Education is an investment that doesn't guarantee more income. However, an August 2011 report from the Georgetown University Public Policy Institute showed clearly that more education usually leads to higher lifetime earnings. The report compared the lifetime earnings of a typical bachelor's degree earner with those of workers with varying degrees of education. Only 14.3 percent of high school diploma earners made more money in the study than bachelor's degree holders did. Similarly, only 28.2 percent of people with an associate degree made more than those with a bachelor's degree. At higher levels, 61 percent of master's degree and 73 percent of doctoral degree earners made more than someone with a bachelor's degree.
Typically, people take a shorter-term view when comparing the costs and time for education against income opportunities. The Bureau of Labor Statistics completed a study in 2012 that showed the median weekly earnings of people with different levels of education. It showed significant increases in wages across all educational levels. At the greatest extreme, the difference in median earnings between a high school dropout and professional degree holder was nearly 268 percent. A typical bachelor's degree holder earned 20.4 percent more than someone with only a diploma.
The Georgetown report did reveal some startling differences related to ethnicity, gender and education. Latinos and African-Americans with master's degrees can expect to earn similar lifetime earnings to white workers with bachelor's degrees. Additionally, the study revealed that women still face a significant wage gap against men. A woman with a bachelor's degree has a similar lifetime earnings projection to a man with some college, but no degree.

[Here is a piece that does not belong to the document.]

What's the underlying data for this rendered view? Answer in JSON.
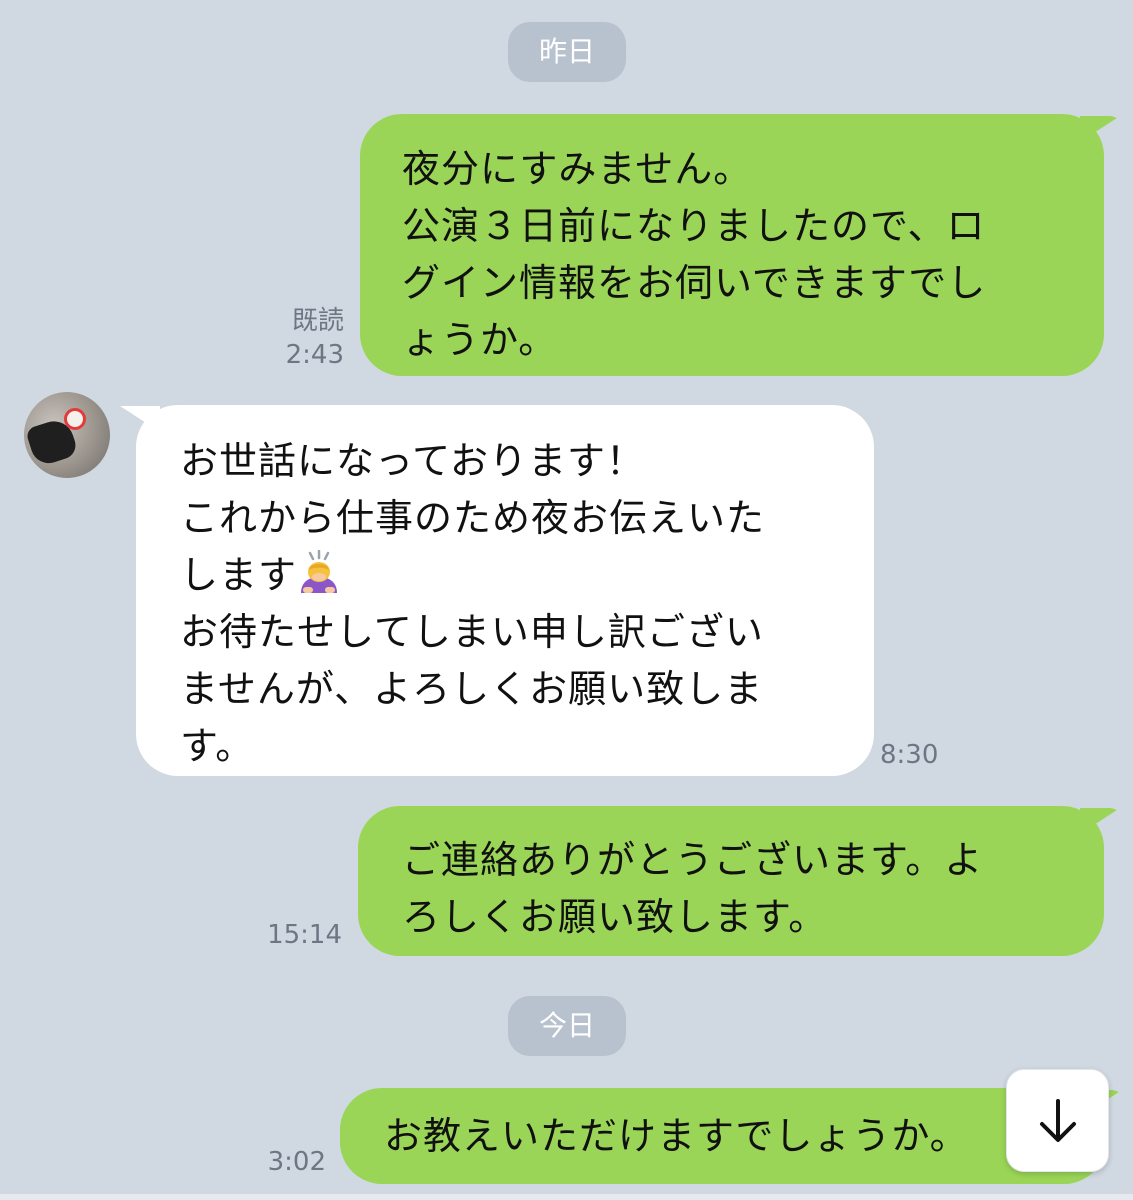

Return on Investment
When contemplating educational opportunities, it is important to weigh costs against potential earnings gains. According to the educational website WorldWideLearn, completing high school offers the greatest lifetime return relative to dropping out. A diploma holder will typically earn over $1 million more than a dropout will. An undergraduate degree provides the second greatest potential return, followed by an advanced degree, such as a master's, doctoral or professional degree. The relative variance in pay depends somewhat on the degree program and industry.
Neil Kokemuller has been an active business, finance and education writer and content media website developer since 2007. He has been a college marketing professor since 2004. Kokemuller has additional professional experience in marketing, retail and small business. He holds a Master of Business Administration from Iowa State University.